Under the Vocational Education and Training (VET) initiative, according to Rio Tinto Iron Ore chief executive Chris Salisbury, the company’s commitment will aid in essential education and training to stay on the cutting edge of the advancements in the mining industry, such as automation.
The VET curriculum, which will begin development in 2018, is the first of its kind in the country. Post-secondary students and mining trainees will have access to the programme by 2019.
“We are generating opportunities for our current and future workforce to gain skills and competencies for smart mining,” Salisbury said, adding that the curriculum will enhance capabilities and expand learning pathways for those seeking to apply their automation and technology knowledge.
The courses in the programme include robotics, data analytics and digital inclusion education.
“By working with South Metropolitan TAFE and the state government, we will deliver the courses that will prepare young West Australians for the jobs of the future,” he said.
The operator has devoted much effort to hiring and retaining industry newcomers, and noted that the demand for science, technology, engineering and mathematics education in the community will continue growing.

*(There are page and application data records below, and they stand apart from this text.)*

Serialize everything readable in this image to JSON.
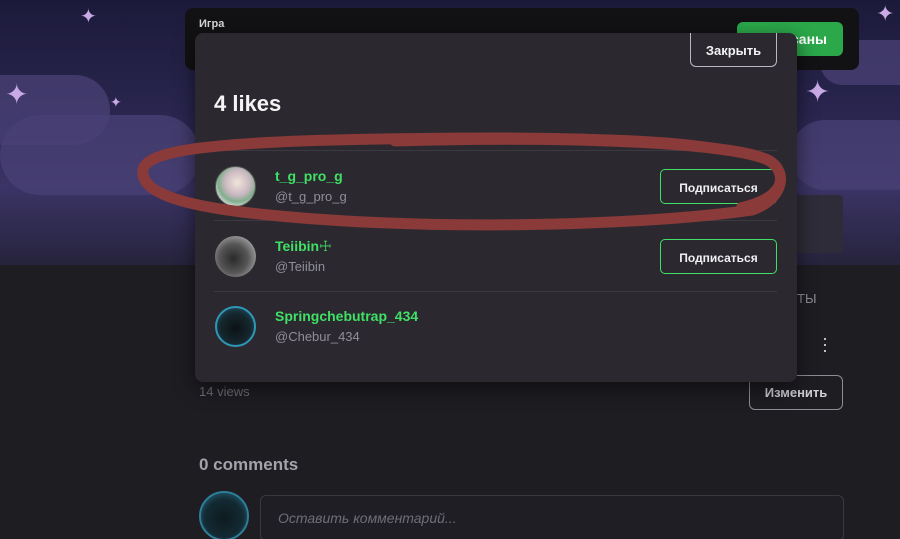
{
  "background": {
    "game_label": "Игра",
    "subscribed_label": "саны",
    "side_text": "ТЫ",
    "views": "14 views",
    "edit_label": "Изменить",
    "comments_title": "0 comments",
    "comment_placeholder": "Оставить комментарий..."
  },
  "modal": {
    "close_label": "Закрыть",
    "title": "4 likes",
    "users": [
      {
        "name": "t_g_pro_g",
        "handle": "@t_g_pro_g",
        "follow_label": "Подписаться"
      },
      {
        "name": "Teiibin☩",
        "handle": "@Teiibin",
        "follow_label": "Подписаться"
      },
      {
        "name": "Springchebutrap_434",
        "handle": "@Chebur_434"
      }
    ]
  },
  "colors": {
    "accent_green": "#3fe065",
    "annotation_red": "#8a3a38",
    "modal_bg": "#2b292f"
  },
  "icons": {
    "kebab": "more-vertical-icon",
    "stars": "sparkle-icon"
  }
}
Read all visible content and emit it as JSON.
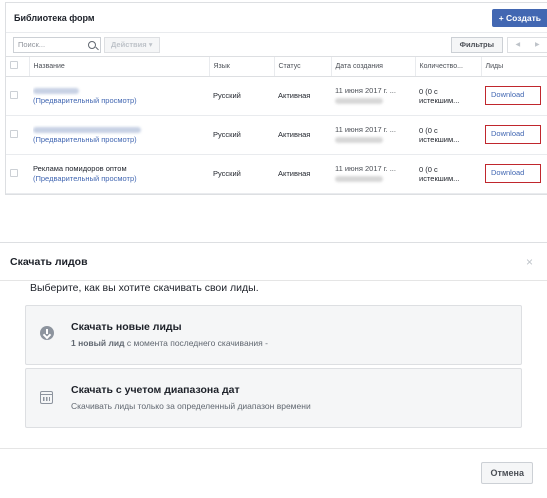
{
  "library": {
    "title": "Библиотека форм",
    "create_label": "+ Создать",
    "search_placeholder": "Поиск...",
    "actions_label": "Действия ▾",
    "filters_label": "Фильтры",
    "pager_prev": "◀",
    "pager_next": "▶",
    "columns": [
      "Название",
      "Язык",
      "Статус",
      "Дата создания",
      "Количество...",
      "Лиды"
    ],
    "rows": [
      {
        "name": "",
        "preview": "(Предварительный просмотр)",
        "language": "Русский",
        "status": "Активная",
        "date": "11 июня 2017 г. ...",
        "qty_line1": "0 (0 с",
        "qty_line2": "истекшим...",
        "leads": "Download"
      },
      {
        "name": "",
        "preview": "(Предварительный просмотр)",
        "language": "Русский",
        "status": "Активная",
        "date": "11 июня 2017 г. ...",
        "qty_line1": "0 (0 с",
        "qty_line2": "истекшим...",
        "leads": "Download"
      },
      {
        "name": "Реклама помидоров оптом",
        "preview": "(Предварительный просмотр)",
        "language": "Русский",
        "status": "Активная",
        "date": "11 июня 2017 г. ...",
        "qty_line1": "0 (0 с",
        "qty_line2": "истекшим...",
        "leads": "Download"
      }
    ],
    "colors": {
      "accent": "#4267b2",
      "highlight_border": "#c0272d"
    }
  },
  "modal": {
    "title": "Скачать лидов",
    "close": "×",
    "subtitle": "Выберите, как вы хотите скачивать свои лиды.",
    "option_new": {
      "title": "Скачать новые лиды",
      "desc_bold": "1 новый лид",
      "desc_rest": " с момента последнего скачивания -",
      "icon": "download-circle-icon"
    },
    "option_range": {
      "title": "Скачать с учетом диапазона дат",
      "desc": "Скачивать лиды только за определенный диапазон времени",
      "icon": "calendar-icon"
    },
    "cancel_label": "Отмена"
  }
}
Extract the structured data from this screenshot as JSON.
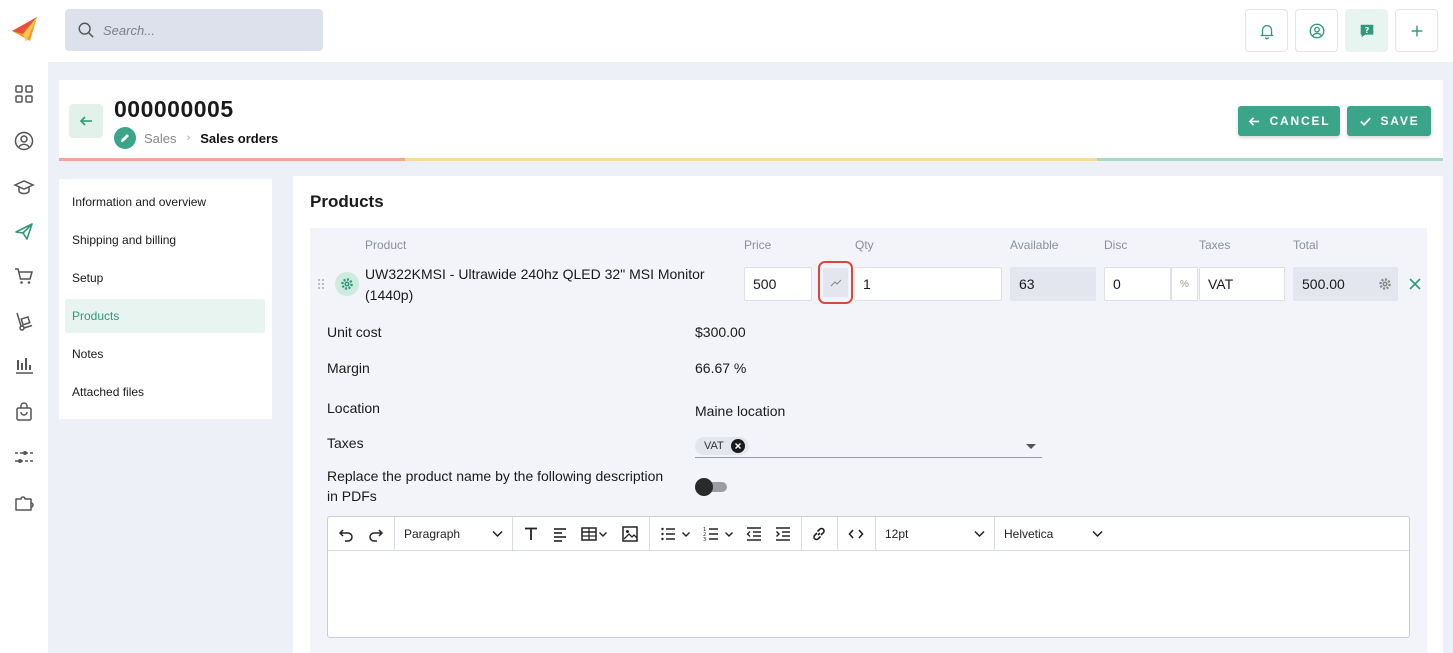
{
  "search": {
    "placeholder": "Search..."
  },
  "header": {
    "order_number": "000000005",
    "breadcrumb": [
      "Sales",
      "Sales orders"
    ],
    "cancel_label": "CANCEL",
    "save_label": "SAVE",
    "strip_colors": [
      "#f2a697",
      "#f6dc9a",
      "#a6d9c8"
    ]
  },
  "colors": {
    "accent": "#3ba58a",
    "highlight": "#d9473a"
  },
  "sidenav": {
    "items": [
      {
        "label": "Information and overview",
        "active": false
      },
      {
        "label": "Shipping and billing",
        "active": false
      },
      {
        "label": "Setup",
        "active": false
      },
      {
        "label": "Products",
        "active": true
      },
      {
        "label": "Notes",
        "active": false
      },
      {
        "label": "Attached files",
        "active": false
      }
    ]
  },
  "products": {
    "title": "Products",
    "columns": [
      "Product",
      "Price",
      "Qty",
      "Available",
      "Disc",
      "Taxes",
      "Total"
    ],
    "row": {
      "name": "UW322KMSI - Ultrawide 240hz QLED 32\" MSI Monitor (1440p)",
      "price": "500",
      "qty": "1",
      "available": "63",
      "disc": "0",
      "disc_unit": "%",
      "taxes": "VAT",
      "total": "500.00"
    },
    "details": {
      "unit_cost_label": "Unit cost",
      "unit_cost": "$300.00",
      "margin_label": "Margin",
      "margin": "66.67 %",
      "location_label": "Location",
      "location": "Maine location",
      "taxes_label": "Taxes",
      "tax_chip": "VAT",
      "replace_label": "Replace the product name by the following description in PDFs",
      "replace_enabled": false
    },
    "editor": {
      "block_format": "Paragraph",
      "font_size": "12pt",
      "font_family": "Helvetica"
    }
  }
}
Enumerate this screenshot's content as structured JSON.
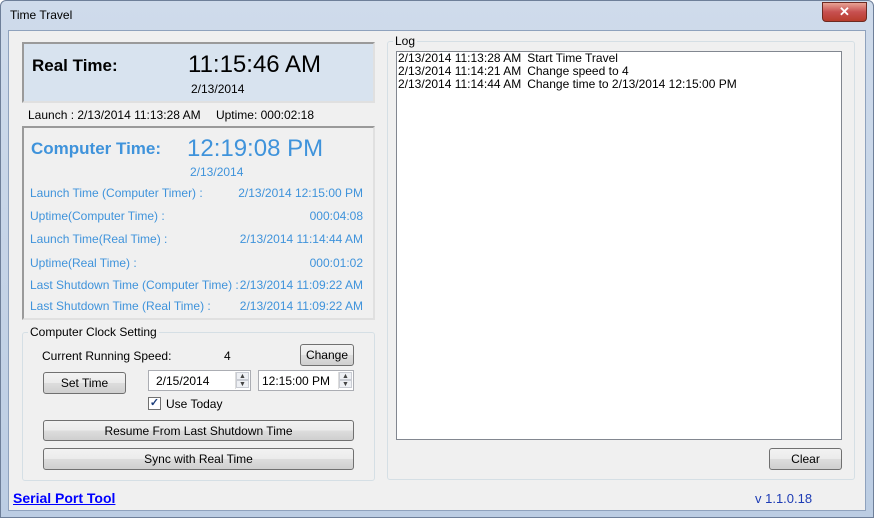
{
  "window": {
    "title": "Time Travel",
    "close_glyph": "✕"
  },
  "real": {
    "label": "Real Time:",
    "time": "11:15:46 AM",
    "date": "2/13/2014"
  },
  "status": {
    "launch": "Launch : 2/13/2014 11:13:28 AM",
    "uptime": "Uptime: 000:02:18"
  },
  "computer": {
    "label": "Computer Time:",
    "time": "12:19:08 PM",
    "date": "2/13/2014",
    "rows": [
      {
        "key": "Launch Time (Computer Timer) :",
        "value": "2/13/2014 12:15:00 PM"
      },
      {
        "key": "Uptime(Computer Time) :",
        "value": "000:04:08"
      },
      {
        "key": "Launch Time(Real Time) :",
        "value": "2/13/2014 11:14:44 AM"
      },
      {
        "key": "Uptime(Real Time) :",
        "value": "000:01:02"
      },
      {
        "key": "Last Shutdown Time (Computer Time) :",
        "value": "2/13/2014 11:09:22 AM"
      },
      {
        "key": "Last Shutdown Time (Real Time) :",
        "value": "2/13/2014 11:09:22 AM"
      }
    ],
    "color": "#3f93db"
  },
  "clock_setting": {
    "caption": "Computer Clock Setting",
    "speed_label": "Current Running Speed:",
    "speed_value": "4",
    "change_label": "Change",
    "set_time_label": "Set Time",
    "date_value": "2/15/2014",
    "time_value": "12:15:00 PM",
    "use_today_label": "Use Today",
    "use_today_checked": true,
    "resume_label": "Resume From Last Shutdown Time",
    "sync_label": "Sync with Real Time"
  },
  "log": {
    "caption": "Log",
    "entries": [
      {
        "ts": "2/13/2014 11:13:28 AM",
        "msg": "Start Time Travel"
      },
      {
        "ts": "2/13/2014 11:14:21 AM",
        "msg": "Change speed to 4"
      },
      {
        "ts": "2/13/2014 11:14:44 AM",
        "msg": "Change time to 2/13/2014 12:15:00 PM"
      }
    ],
    "clear_label": "Clear"
  },
  "footer": {
    "link_label": "Serial Port Tool",
    "version": "v 1.1.0.18"
  }
}
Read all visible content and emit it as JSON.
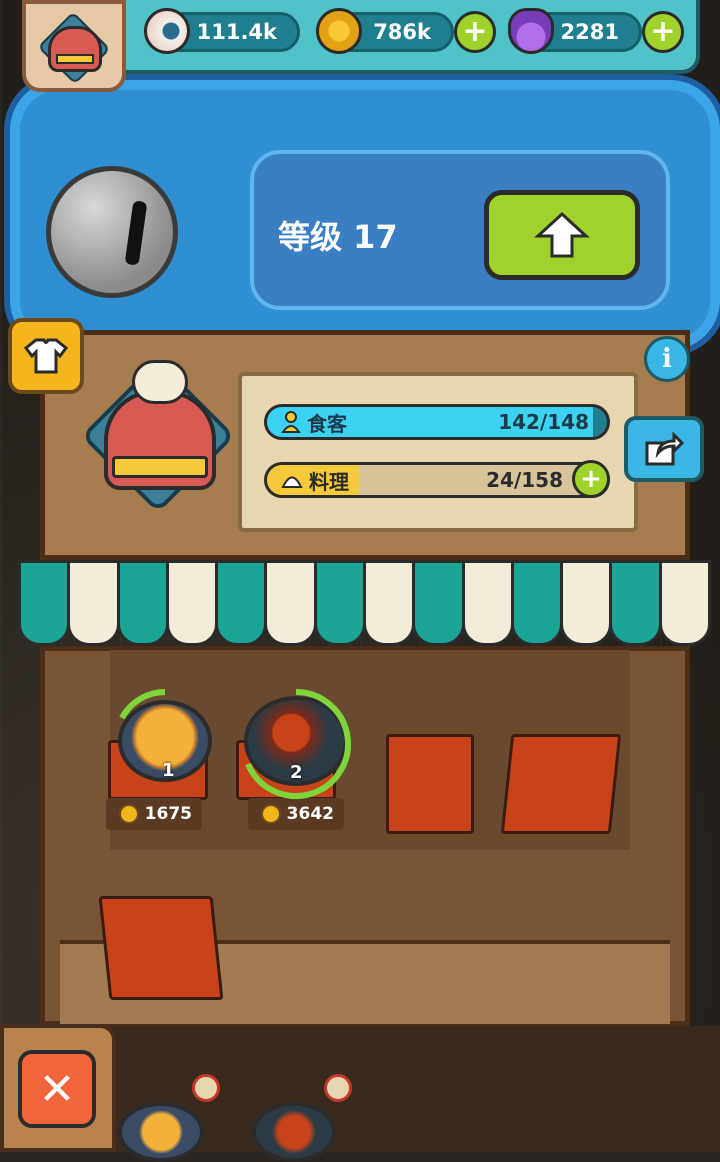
{
  "resources": {
    "eyes": "111.4k",
    "coins": "786k",
    "potions": "2281"
  },
  "level": {
    "label": "等级 17"
  },
  "stats": {
    "customers": {
      "label": "食客",
      "value": "142/148",
      "fraction": 0.959
    },
    "dishes": {
      "label": "料理",
      "value": "24/158",
      "fraction": 0.152
    }
  },
  "stall": {
    "slots": [
      {
        "number": "1",
        "price": "1675"
      },
      {
        "number": "2",
        "price": "3642"
      }
    ]
  },
  "buttons": {
    "close_glyph": "✕",
    "info_glyph": "i",
    "plus_glyph": "+"
  },
  "colors": {
    "accent_green": "#9fd22b",
    "bar_blue": "#3cd2f2",
    "bar_yellow": "#f6c93a",
    "awning_teal": "#1aa594",
    "awning_cream": "#f3ecd8"
  },
  "icons": [
    "eyeball-icon",
    "coin-icon",
    "potion-icon",
    "plus-icon",
    "arrow-up-icon",
    "shirt-icon",
    "info-icon",
    "share-icon",
    "person-icon",
    "dumpling-icon",
    "close-icon",
    "no-entry-icon"
  ]
}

Over the past six years, Rio Tinto has employed more than 600 apprentices and about 650 graduates. Next year, it expects to recruit 160 more new graduates, vacation students, apprentices and trainees in Western Australia.